In general, these providers have less overhead and have found support in other ways. You won't be volunteering for free per-say (and in any case, you'll always have those general travel and life expenses to cover), but you will have found a way to be thrifty about finding a volunteer placement in Africa.
Volunteer Through a Large Volunteer Organization
If you are serious about volunteering and looking for a long-term experience abroad, then you may want to consider going abroad through one of the not-for-profit organizations that focus on placing skilled volunteers abroad. For example, , and (for 25+).
For those that hold specific, technical skills, you'll also be able to consider , , or -- an organization that gives free surgeries to individuals (usually just children) with cleft lips and palettes in developing countries worldwide. There are also various independent schools that are seeking trained education professionals and are able to provide a small stipend in exchange for your work.
Do keep in mind that they have a more intensive application process and only take a select number of volunteers. In most cases they will cover the cost of living, flights, insurance, and provide a stipend. You may not be able to choose exactly where you are sent but you can give preference.
Find a Project Independently
If you've been paying attention so far, you've likely figured out that if you take out the provider program you can reduce the amount of money you will spend. This means, you'll be doing a lot more work actually tracking down and contacting organizations in your country of interest in need of volunteers.
On the one hand, it will allow you to find out more specifically about the programs they run and determine more quickly if it would be a good fit. You'll have more control of what sort of work you'll be doing and where you'll be living. For smaller organizations, this will allow you to get quite a well-rounded, hands-on experience. You also can make sure they are the kind of sustainable, responsible organization that you want to be a part of.
A few sites that post free volunteer opportunities as they come up, so they are worth checking frequently as you are research options. You'll want to look into , , , and as a good place to start.
Beyond that, tap in to your networks. If you know someone, or a know someone who knows someone, who is working in any capacity abroad in Africa, ask them for advice. Considering the nature of expat-dom in Africa (small, tight-knit communities of expats -- many of whom are working in development), chances are they'll have heard of an organization who's in need of volunteers or who may be willing to make the space for you to help out.

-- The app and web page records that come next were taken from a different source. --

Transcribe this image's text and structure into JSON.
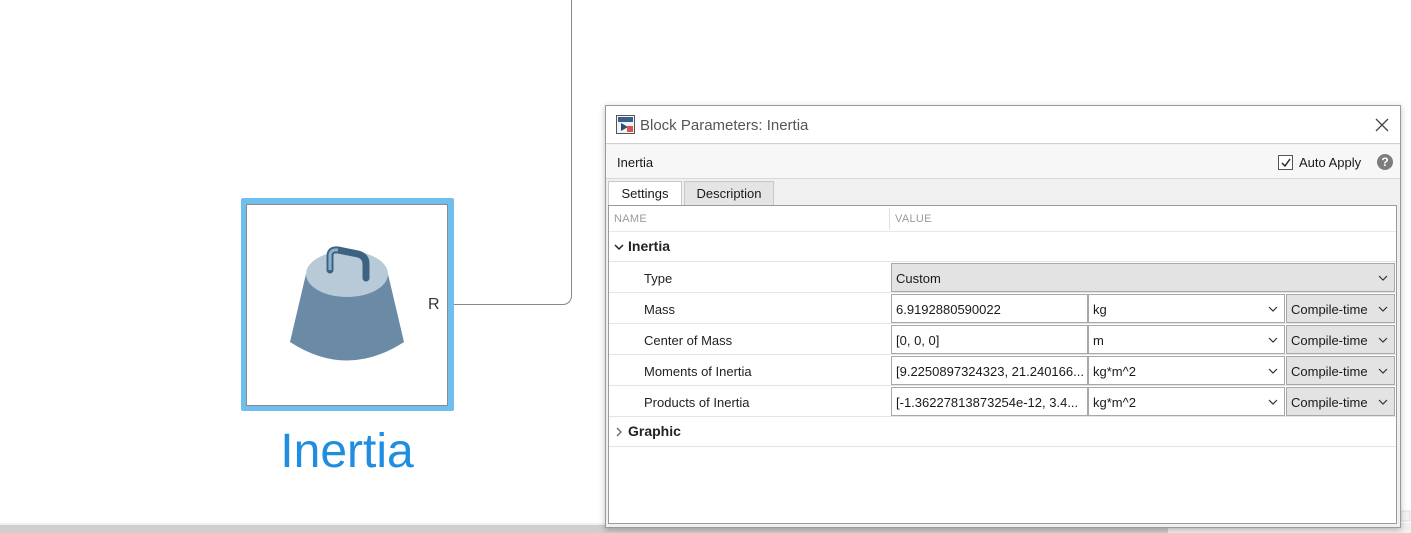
{
  "canvas": {
    "block_name": "Inertia",
    "port_label": "R"
  },
  "dialog": {
    "title": "Block Parameters: Inertia",
    "block_type": "Inertia",
    "auto_apply_label": "Auto Apply",
    "auto_apply_checked": true,
    "help_glyph": "?",
    "tabs": [
      {
        "label": "Settings",
        "active": true
      },
      {
        "label": "Description",
        "active": false
      }
    ],
    "columns": {
      "name": "NAME",
      "value": "VALUE"
    },
    "groups": [
      {
        "label": "Inertia",
        "expanded": true
      },
      {
        "label": "Graphic",
        "expanded": false
      }
    ],
    "params": {
      "type": {
        "name": "Type",
        "value": "Custom"
      },
      "mass": {
        "name": "Mass",
        "value": "6.9192880590022",
        "unit": "kg",
        "config": "Compile-time"
      },
      "com": {
        "name": "Center of Mass",
        "value": "[0, 0, 0]",
        "unit": "m",
        "config": "Compile-time"
      },
      "moi": {
        "name": "Moments of Inertia",
        "value": "[9.2250897324323, 21.240166...",
        "unit": "kg*m^2",
        "config": "Compile-time"
      },
      "poi": {
        "name": "Products of Inertia",
        "value": "[-1.36227813873254e-12, 3.4...",
        "unit": "kg*m^2",
        "config": "Compile-time"
      }
    }
  },
  "icons": [
    "matlab-block-icon",
    "close-icon",
    "checkbox-check-icon",
    "help-icon",
    "chevron-down-icon",
    "chevron-right-icon",
    "dropdown-arrow-icon",
    "inertia-weight-icon"
  ],
  "colors": {
    "selection": "#6fbfee",
    "block_label": "#1f8ee0",
    "weight_body": "#6b8aa6",
    "weight_top": "#b8cad8"
  }
}
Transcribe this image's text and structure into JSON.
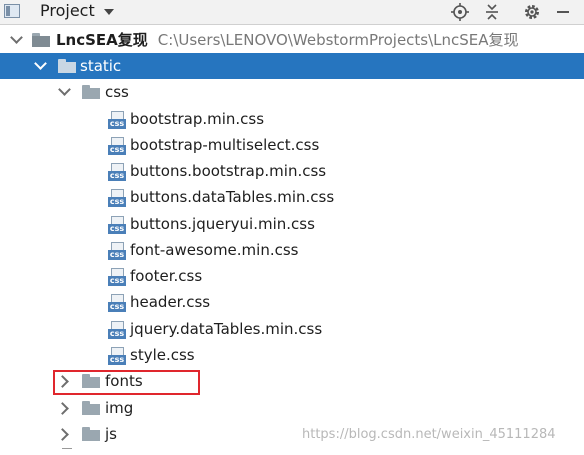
{
  "toolbar": {
    "title": "Project",
    "icons": [
      "project-view-icon",
      "dropdown-arrow-icon",
      "locate-target-icon",
      "collapse-all-icon",
      "gear-icon",
      "minimize-icon"
    ]
  },
  "tree": {
    "root": {
      "name": "LncSEA复现",
      "path": "C:\\Users\\LENOVO\\WebstormProjects\\LncSEA复现"
    },
    "static": {
      "name": "static"
    },
    "css": {
      "name": "css",
      "files": [
        "bootstrap.min.css",
        "bootstrap-multiselect.css",
        "buttons.bootstrap.min.css",
        "buttons.dataTables.min.css",
        "buttons.jqueryui.min.css",
        "font-awesome.min.css",
        "footer.css",
        "header.css",
        "jquery.dataTables.min.css",
        "style.css"
      ],
      "file_icon_text": "css"
    },
    "collapsed_folders": [
      "fonts",
      "img",
      "js"
    ]
  },
  "watermark": "https://blog.csdn.net/weixin_45111284",
  "colors": {
    "selection": "#2675bf",
    "highlight_border": "#e0262d",
    "folder": "#9aa7b0",
    "css_icon": "#4a7fb8"
  }
}
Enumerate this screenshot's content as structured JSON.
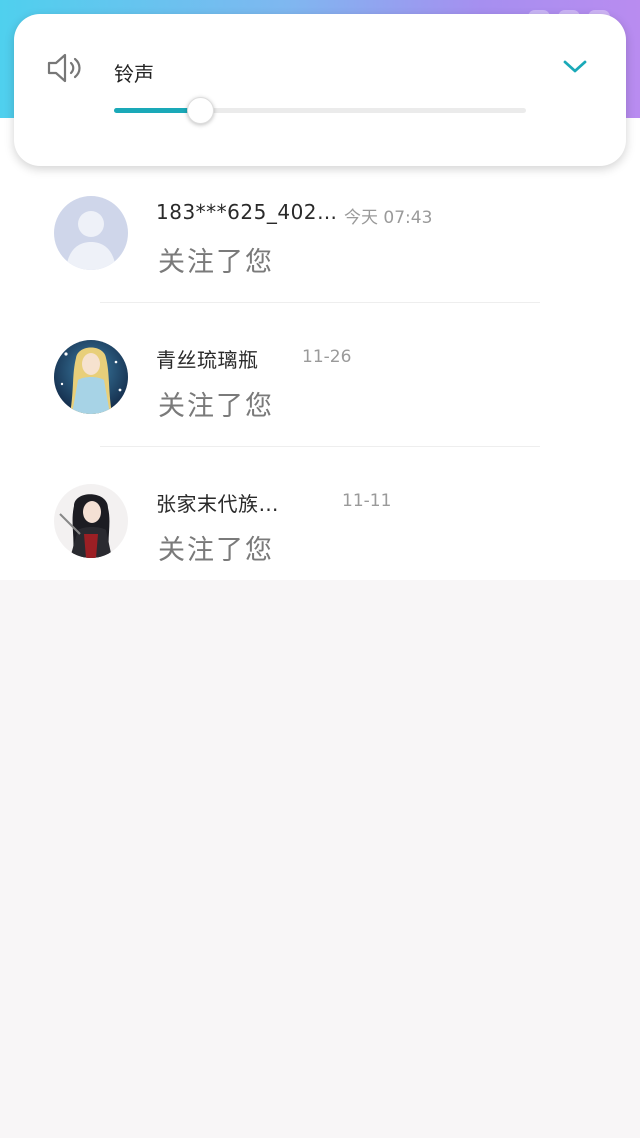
{
  "volume_panel": {
    "label": "铃声",
    "level": 0.21,
    "accent_color": "#1aa9b8",
    "icons": {
      "speaker": "speaker-icon",
      "collapse": "chevron-down-icon"
    }
  },
  "notifications": [
    {
      "name": "183***625_402…",
      "time": "今天 07:43",
      "action": "关注了您",
      "avatar": "default-avatar"
    },
    {
      "name": "青丝琉璃瓶",
      "time": "11-26",
      "action": "关注了您",
      "avatar": "anime-avatar-blonde"
    },
    {
      "name": "张家末代族…",
      "time": "11-11",
      "action": "关注了您",
      "avatar": "anime-avatar-dark"
    }
  ]
}
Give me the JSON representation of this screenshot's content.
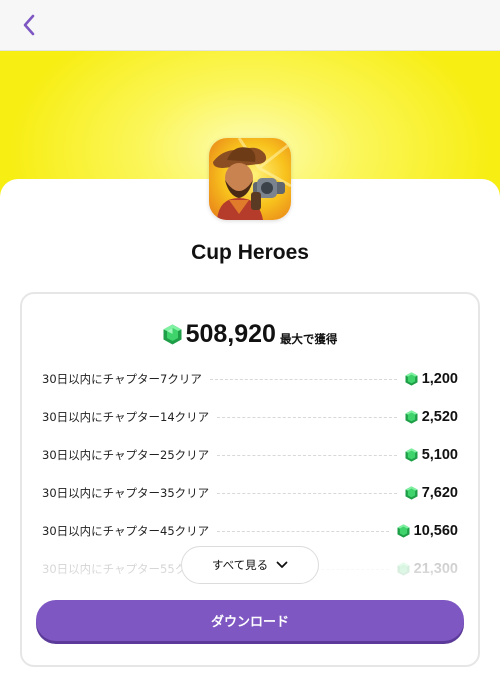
{
  "app": {
    "title": "Cup Heroes"
  },
  "rewards": {
    "total": "508,920",
    "total_suffix": "最大で獲得",
    "items": [
      {
        "label": "30日以内にチャプター7クリア",
        "value": "1,200"
      },
      {
        "label": "30日以内にチャプター14クリア",
        "value": "2,520"
      },
      {
        "label": "30日以内にチャプター25クリア",
        "value": "5,100"
      },
      {
        "label": "30日以内にチャプター35クリア",
        "value": "7,620"
      },
      {
        "label": "30日以内にチャプター45クリア",
        "value": "10,560"
      },
      {
        "label": "30日以内にチャプター55クリア",
        "value": "21,300"
      }
    ]
  },
  "buttons": {
    "see_all": "すべて見る",
    "download": "ダウンロード"
  },
  "icons": {
    "back": "chevron-left-icon",
    "gem": "emerald-gem-icon",
    "see_all_chevron": "chevron-down-icon"
  },
  "colors": {
    "accent": "#7e57c2",
    "hero_yellow": "#f7ee14",
    "gem_green": "#22c55e"
  }
}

However, if you do choose this route, keep in mind that when you lose the perks of having a provider program, you have to step up your own game. Not only will you need to have your travel insurance and air travel set up, but also airport transport, accommodations and general orientation of your new home. No reason why this can't be done, but do your research ahead of time and be willing to ask a friendly face in your host country for some guidance!
Example Low Cost Programs
There are also quite a few low cost options in Africa that are worth looking into. These programs are fairly small, local organizations often run by locals looking to improve their communities. Below are a list of just a few, but there are many more on Go Overseas!
If you want to volunteer for free, take your time to look into your options. With some planning in advance and willingness to be flexible, you can save money and donate your time and skills to a community in need. Ready, set, go abroad!